▸ **WHAT NEEDS TO BE DONE**:
Word for word, copy the records and drop the pictures.

Element data from apps and pages
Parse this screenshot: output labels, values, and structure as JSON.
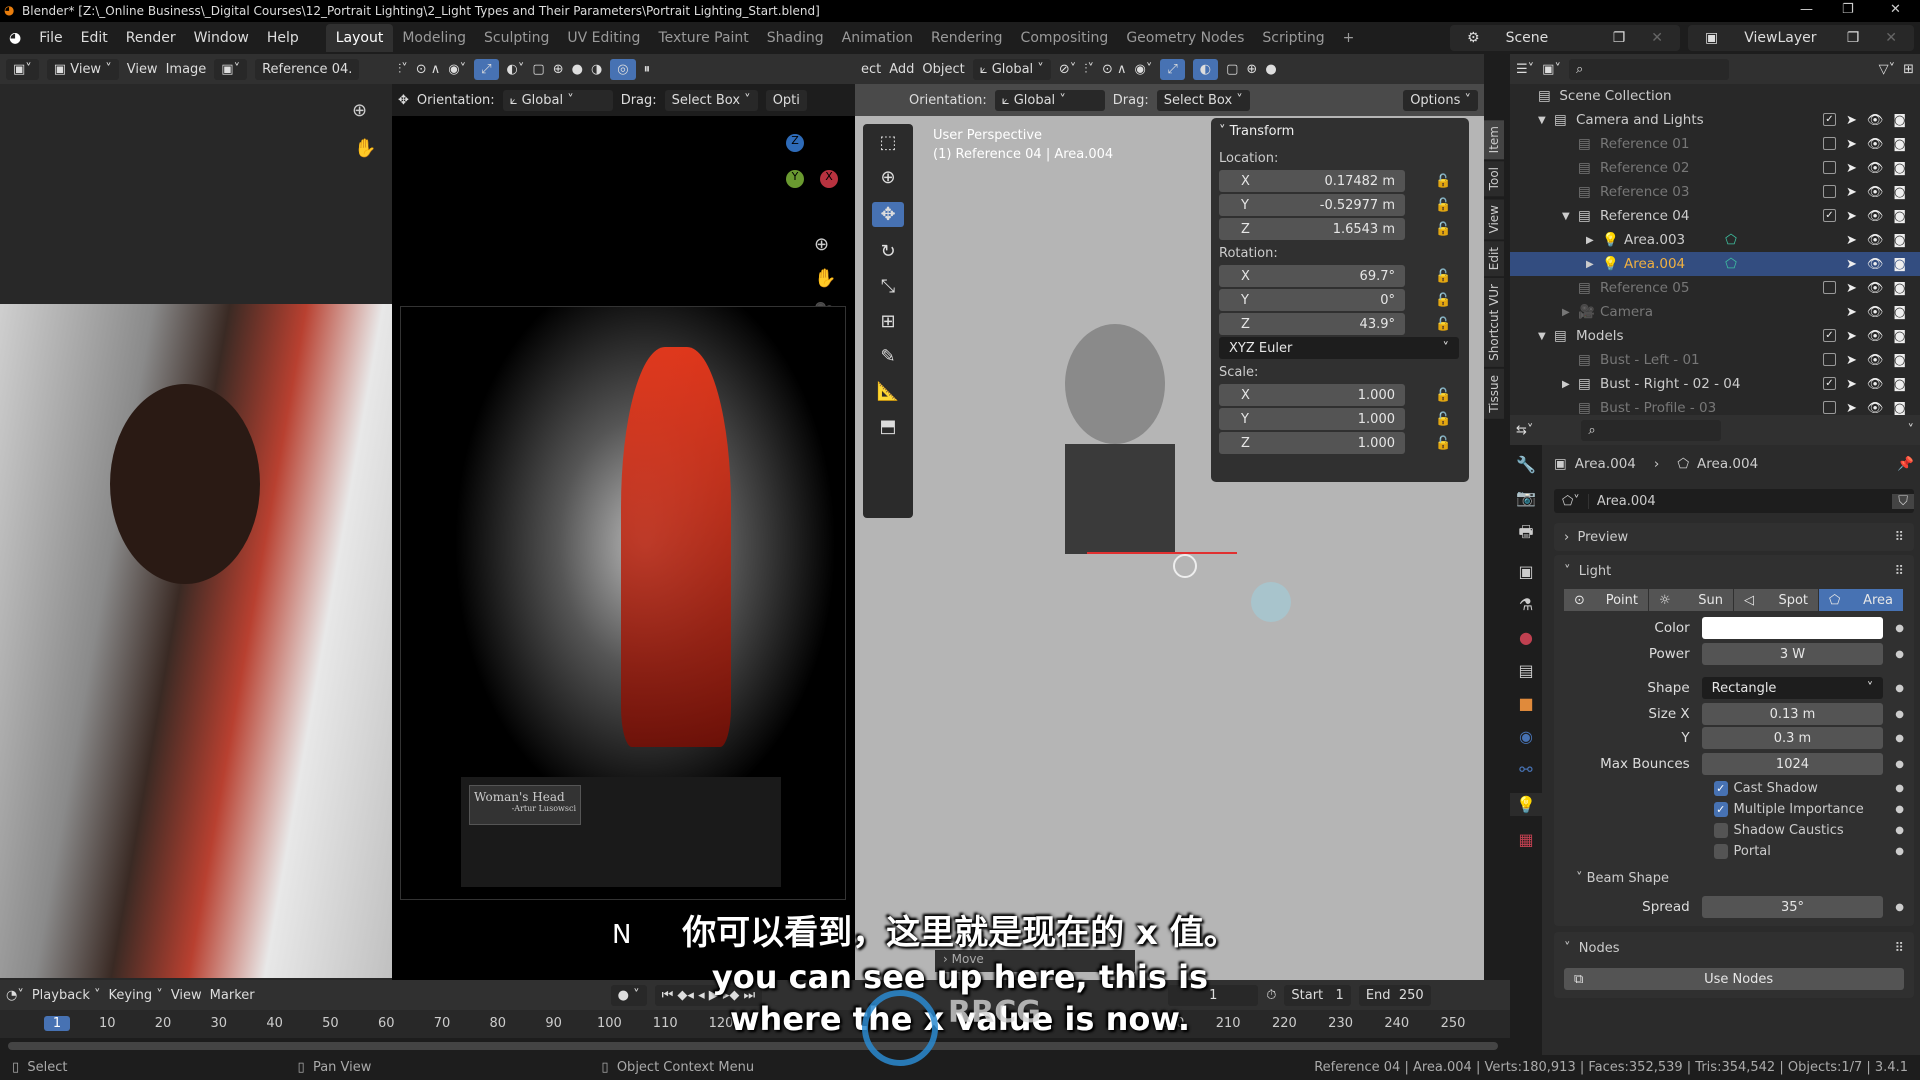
{
  "titlebar": {
    "title": "Blender* [Z:\\_Online Business\\_Digital Courses\\12_Portrait Lighting\\2_Light Types and Their Parameters\\Portrait Lighting_Start.blend]"
  },
  "menu": [
    "File",
    "Edit",
    "Render",
    "Window",
    "Help"
  ],
  "workspaces": [
    "Layout",
    "Modeling",
    "Sculpting",
    "UV Editing",
    "Texture Paint",
    "Shading",
    "Animation",
    "Rendering",
    "Compositing",
    "Geometry Nodes",
    "Scripting",
    "+"
  ],
  "scene": {
    "name": "Scene",
    "view_layer": "ViewLayer"
  },
  "image_editor": {
    "view_menu": "View",
    "menus": [
      "View",
      "Image"
    ],
    "image_name": "Reference 04."
  },
  "camera_view": {
    "orientation_label": "Orientation:",
    "orientation": "Global",
    "drag_label": "Drag:",
    "drag": "Select Box",
    "options": "Opti",
    "plaque_title": "Woman's Head",
    "plaque_sub": "-Artur Lusowsci",
    "letter": "N"
  },
  "viewport": {
    "menus": [
      "ect",
      "Add",
      "Object"
    ],
    "transform_orientation": "Global",
    "orientation_label": "Orientation:",
    "orientation": "Global",
    "drag_label": "Drag:",
    "drag": "Select Box",
    "options": "Options",
    "overlay_title": "User Perspective",
    "overlay_sub": "(1) Reference 04 | Area.004",
    "operator": "Move"
  },
  "sidebar_tabs": [
    "Item",
    "Tool",
    "View",
    "Edit",
    "Shortcut VUr",
    "Tissue"
  ],
  "transform": {
    "title": "Transform",
    "location_label": "Location:",
    "location": [
      {
        "axis": "X",
        "value": "0.17482 m"
      },
      {
        "axis": "Y",
        "value": "-0.52977 m"
      },
      {
        "axis": "Z",
        "value": "1.6543 m"
      }
    ],
    "rotation_label": "Rotation:",
    "rotation": [
      {
        "axis": "X",
        "value": "69.7°"
      },
      {
        "axis": "Y",
        "value": "0°"
      },
      {
        "axis": "Z",
        "value": "43.9°"
      }
    ],
    "rotation_mode": "XYZ Euler",
    "scale_label": "Scale:",
    "scale": [
      {
        "axis": "X",
        "value": "1.000"
      },
      {
        "axis": "Y",
        "value": "1.000"
      },
      {
        "axis": "Z",
        "value": "1.000"
      }
    ]
  },
  "outliner": {
    "root": "Scene Collection",
    "items": [
      {
        "label": "Camera and Lights",
        "depth": 0,
        "expanded": true,
        "checked": true,
        "dim": false
      },
      {
        "label": "Reference 01",
        "depth": 1,
        "checked": false,
        "dim": true
      },
      {
        "label": "Reference 02",
        "depth": 1,
        "checked": false,
        "dim": true
      },
      {
        "label": "Reference 03",
        "depth": 1,
        "checked": false,
        "dim": true
      },
      {
        "label": "Reference 04",
        "depth": 1,
        "expanded": true,
        "checked": true,
        "dim": false
      },
      {
        "label": "Area.003",
        "depth": 2,
        "light": true,
        "dim": false
      },
      {
        "label": "Area.004",
        "depth": 2,
        "light": true,
        "selected": true
      },
      {
        "label": "Reference 05",
        "depth": 1,
        "checked": false,
        "dim": true
      },
      {
        "label": "Camera",
        "depth": 1,
        "camera": true,
        "dim": true
      },
      {
        "label": "Models",
        "depth": 0,
        "expanded": true,
        "checked": true,
        "dim": false
      },
      {
        "label": "Bust - Left - 01",
        "depth": 1,
        "checked": false,
        "dim": true
      },
      {
        "label": "Bust - Right - 02 - 04",
        "depth": 1,
        "checked": true,
        "dim": false
      },
      {
        "label": "Bust - Profile - 03",
        "depth": 1,
        "checked": false,
        "dim": true
      }
    ]
  },
  "properties": {
    "breadcrumb_object": "Area.004",
    "breadcrumb_data": "Area.004",
    "datablock": "Area.004",
    "preview": "Preview",
    "light_panel": "Light",
    "light_types": [
      "Point",
      "Sun",
      "Spot",
      "Area"
    ],
    "active_type": "Area",
    "color_label": "Color",
    "color": "#ffffff",
    "power_label": "Power",
    "power": "3 W",
    "shape_label": "Shape",
    "shape": "Rectangle",
    "size_x_label": "Size X",
    "size_x": "0.13 m",
    "size_y_label": "Y",
    "size_y": "0.3 m",
    "max_bounces_label": "Max Bounces",
    "max_bounces": "1024",
    "checks": [
      {
        "label": "Cast Shadow",
        "on": true
      },
      {
        "label": "Multiple Importance",
        "on": true
      },
      {
        "label": "Shadow Caustics",
        "on": false
      },
      {
        "label": "Portal",
        "on": false
      }
    ],
    "beam_shape": "Beam Shape",
    "spread_label": "Spread",
    "spread": "35°",
    "nodes": "Nodes",
    "use_nodes": "Use Nodes"
  },
  "timeline": {
    "menus": [
      "Playback",
      "Keying",
      "View",
      "Marker"
    ],
    "current_frame": "1",
    "start_label": "Start",
    "start": "1",
    "end_label": "End",
    "end": "250",
    "ticks": [
      "1",
      "10",
      "20",
      "30",
      "40",
      "50",
      "60",
      "70",
      "80",
      "90",
      "100",
      "110",
      "120",
      "200",
      "210",
      "220",
      "230",
      "240",
      "250"
    ]
  },
  "statusbar": {
    "select": "Select",
    "pan": "Pan View",
    "context": "Object Context Menu",
    "stats": "Reference 04 | Area.004 | Verts:180,913 | Faces:352,539 | Tris:354,542 | Objects:1/7 | 3.4.1"
  },
  "subtitles": {
    "zh": "你可以看到，这里就是现在的 x 值。",
    "en1": "you can see up here, this is",
    "en2": "where the x value is now."
  },
  "watermark": "RRCG",
  "colors": {
    "accent": "#4772b3",
    "selected_row": "#334d80",
    "light_icon": "#e08a3b"
  }
}
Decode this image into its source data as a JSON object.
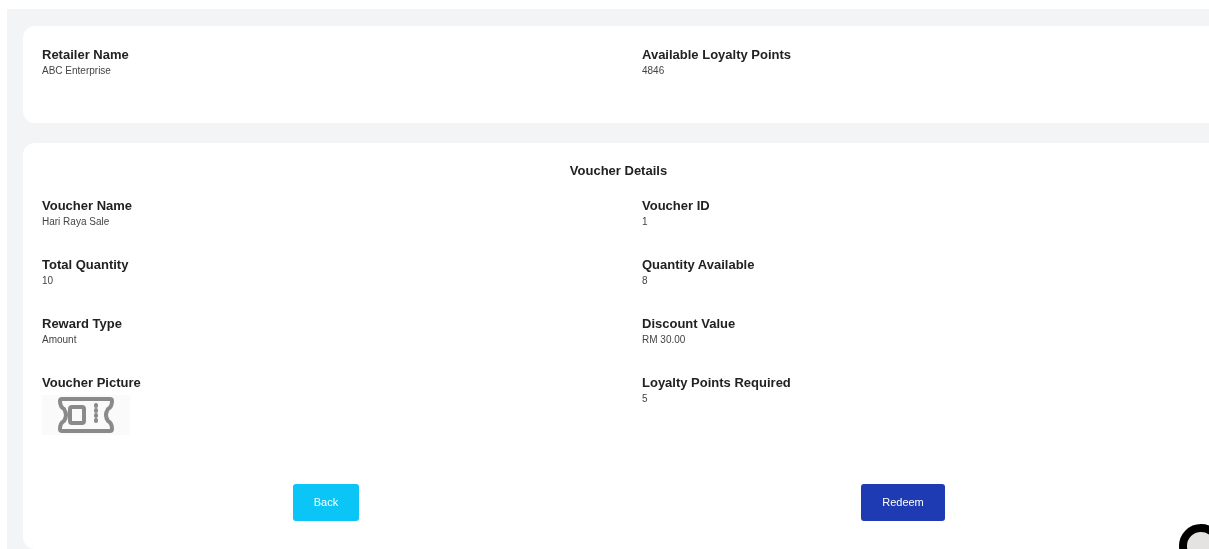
{
  "retailer": [
    {
      "label": "Retailer Name",
      "value": "ABC Enterprise"
    },
    {
      "label": "Available Loyalty Points",
      "value": "4846"
    }
  ],
  "voucher": {
    "title": "Voucher Details",
    "fields": [
      {
        "label": "Voucher Name",
        "value": "Hari Raya Sale",
        "kind": "text"
      },
      {
        "label": "Voucher ID",
        "value": "1",
        "kind": "text"
      },
      {
        "label": "Total Quantity",
        "value": "10",
        "kind": "text"
      },
      {
        "label": "Quantity Available",
        "value": "8",
        "kind": "text"
      },
      {
        "label": "Reward Type",
        "value": "Amount",
        "kind": "text"
      },
      {
        "label": "Discount Value",
        "value": "RM 30.00",
        "kind": "text"
      },
      {
        "label": "Voucher Picture",
        "kind": "picture"
      },
      {
        "label": "Loyalty Points Required",
        "value": "5",
        "kind": "text"
      }
    ]
  },
  "buttons": [
    {
      "label": "Back",
      "kind": "secondary"
    },
    {
      "label": "Redeem",
      "kind": "primary"
    }
  ]
}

▸ **EXERCISE ANSWER**:
Parse this screenshot: output labels, values, and structure as JSON.
{
  "titlebar": {
    "title": "Blender* [Z:\\_Online Business\\_Digital Courses\\12_Portrait Lighting\\2_Light Types and Their Parameters\\Portrait Lighting_Start.blend]"
  },
  "menu": [
    "File",
    "Edit",
    "Render",
    "Window",
    "Help"
  ],
  "workspaces": [
    "Layout",
    "Modeling",
    "Sculpting",
    "UV Editing",
    "Texture Paint",
    "Shading",
    "Animation",
    "Rendering",
    "Compositing",
    "Geometry Nodes",
    "Scripting",
    "+"
  ],
  "scene": {
    "name": "Scene",
    "view_layer": "ViewLayer"
  },
  "image_editor": {
    "view_menu": "View",
    "menus": [
      "View",
      "Image"
    ],
    "image_name": "Reference 04."
  },
  "camera_view": {
    "orientation_label": "Orientation:",
    "orientation": "Global",
    "drag_label": "Drag:",
    "drag": "Select Box",
    "options": "Opti",
    "plaque_title": "Woman's Head",
    "plaque_sub": "-Artur Lusowsci",
    "letter": "N"
  },
  "viewport": {
    "menus": [
      "ect",
      "Add",
      "Object"
    ],
    "transform_orientation": "Global",
    "orientation_label": "Orientation:",
    "orientation": "Global",
    "drag_label": "Drag:",
    "drag": "Select Box",
    "options": "Options",
    "overlay_title": "User Perspective",
    "overlay_sub": "(1) Reference 04 | Area.004",
    "operator": "Move"
  },
  "sidebar_tabs": [
    "Item",
    "Tool",
    "View",
    "Edit",
    "Shortcut VUr",
    "Tissue"
  ],
  "transform": {
    "title": "Transform",
    "location_label": "Location:",
    "location": [
      {
        "axis": "X",
        "value": "0.17482 m"
      },
      {
        "axis": "Y",
        "value": "-0.52977 m"
      },
      {
        "axis": "Z",
        "value": "1.6543 m"
      }
    ],
    "rotation_label": "Rotation:",
    "rotation": [
      {
        "axis": "X",
        "value": "69.7°"
      },
      {
        "axis": "Y",
        "value": "0°"
      },
      {
        "axis": "Z",
        "value": "43.9°"
      }
    ],
    "rotation_mode": "XYZ Euler",
    "scale_label": "Scale:",
    "scale": [
      {
        "axis": "X",
        "value": "1.000"
      },
      {
        "axis": "Y",
        "value": "1.000"
      },
      {
        "axis": "Z",
        "value": "1.000"
      }
    ]
  },
  "outliner": {
    "root": "Scene Collection",
    "items": [
      {
        "label": "Camera and Lights",
        "depth": 0,
        "expanded": true,
        "checked": true,
        "dim": false
      },
      {
        "label": "Reference 01",
        "depth": 1,
        "checked": false,
        "dim": true
      },
      {
        "label": "Reference 02",
        "depth": 1,
        "checked": false,
        "dim": true
      },
      {
        "label": "Reference 03",
        "depth": 1,
        "checked": false,
        "dim": true
      },
      {
        "label": "Reference 04",
        "depth": 1,
        "expanded": true,
        "checked": true,
        "dim": false
      },
      {
        "label": "Area.003",
        "depth": 2,
        "light": true,
        "dim": false
      },
      {
        "label": "Area.004",
        "depth": 2,
        "light": true,
        "selected": true
      },
      {
        "label": "Reference 05",
        "depth": 1,
        "checked": false,
        "dim": true
      },
      {
        "label": "Camera",
        "depth": 1,
        "camera": true,
        "dim": true
      },
      {
        "label": "Models",
        "depth": 0,
        "expanded": true,
        "checked": true,
        "dim": false
      },
      {
        "label": "Bust - Left - 01",
        "depth": 1,
        "checked": false,
        "dim": true
      },
      {
        "label": "Bust - Right - 02 - 04",
        "depth": 1,
        "checked": true,
        "dim": false
      },
      {
        "label": "Bust - Profile - 03",
        "depth": 1,
        "checked": false,
        "dim": true
      }
    ]
  },
  "properties": {
    "breadcrumb_object": "Area.004",
    "breadcrumb_data": "Area.004",
    "datablock": "Area.004",
    "preview": "Preview",
    "light_panel": "Light",
    "light_types": [
      "Point",
      "Sun",
      "Spot",
      "Area"
    ],
    "active_type": "Area",
    "color_label": "Color",
    "color": "#ffffff",
    "power_label": "Power",
    "power": "3 W",
    "shape_label": "Shape",
    "shape": "Rectangle",
    "size_x_label": "Size X",
    "size_x": "0.13 m",
    "size_y_label": "Y",
    "size_y": "0.3 m",
    "max_bounces_label": "Max Bounces",
    "max_bounces": "1024",
    "checks": [
      {
        "label": "Cast Shadow",
        "on": true
      },
      {
        "label": "Multiple Importance",
        "on": true
      },
      {
        "label": "Shadow Caustics",
        "on": false
      },
      {
        "label": "Portal",
        "on": false
      }
    ],
    "beam_shape": "Beam Shape",
    "spread_label": "Spread",
    "spread": "35°",
    "nodes": "Nodes",
    "use_nodes": "Use Nodes"
  },
  "timeline": {
    "menus": [
      "Playback",
      "Keying",
      "View",
      "Marker"
    ],
    "current_frame": "1",
    "start_label": "Start",
    "start": "1",
    "end_label": "End",
    "end": "250",
    "ticks": [
      "1",
      "10",
      "20",
      "30",
      "40",
      "50",
      "60",
      "70",
      "80",
      "90",
      "100",
      "110",
      "120",
      "200",
      "210",
      "220",
      "230",
      "240",
      "250"
    ]
  },
  "statusbar": {
    "select": "Select",
    "pan": "Pan View",
    "context": "Object Context Menu",
    "stats": "Reference 04 | Area.004 | Verts:180,913 | Faces:352,539 | Tris:354,542 | Objects:1/7 | 3.4.1"
  },
  "subtitles": {
    "zh": "你可以看到，这里就是现在的 x 值。",
    "en1": "you can see up here, this is",
    "en2": "where the x value is now."
  },
  "watermark": "RRCG",
  "colors": {
    "accent": "#4772b3",
    "selected_row": "#334d80",
    "light_icon": "#e08a3b"
  }
}
Decode this image into its source data as a JSON object.
{
  "retailer": [
    {
      "label": "Retailer Name",
      "value": "ABC Enterprise"
    },
    {
      "label": "Available Loyalty Points",
      "value": "4846"
    }
  ],
  "voucher": {
    "title": "Voucher Details",
    "fields": [
      {
        "label": "Voucher Name",
        "value": "Hari Raya Sale",
        "kind": "text"
      },
      {
        "label": "Voucher ID",
        "value": "1",
        "kind": "text"
      },
      {
        "label": "Total Quantity",
        "value": "10",
        "kind": "text"
      },
      {
        "label": "Quantity Available",
        "value": "8",
        "kind": "text"
      },
      {
        "label": "Reward Type",
        "value": "Amount",
        "kind": "text"
      },
      {
        "label": "Discount Value",
        "value": "RM 30.00",
        "kind": "text"
      },
      {
        "label": "Voucher Picture",
        "kind": "picture"
      },
      {
        "label": "Loyalty Points Required",
        "value": "5",
        "kind": "text"
      }
    ]
  },
  "buttons": [
    {
      "label": "Back",
      "kind": "secondary"
    },
    {
      "label": "Redeem",
      "kind": "primary"
    }
  ]
}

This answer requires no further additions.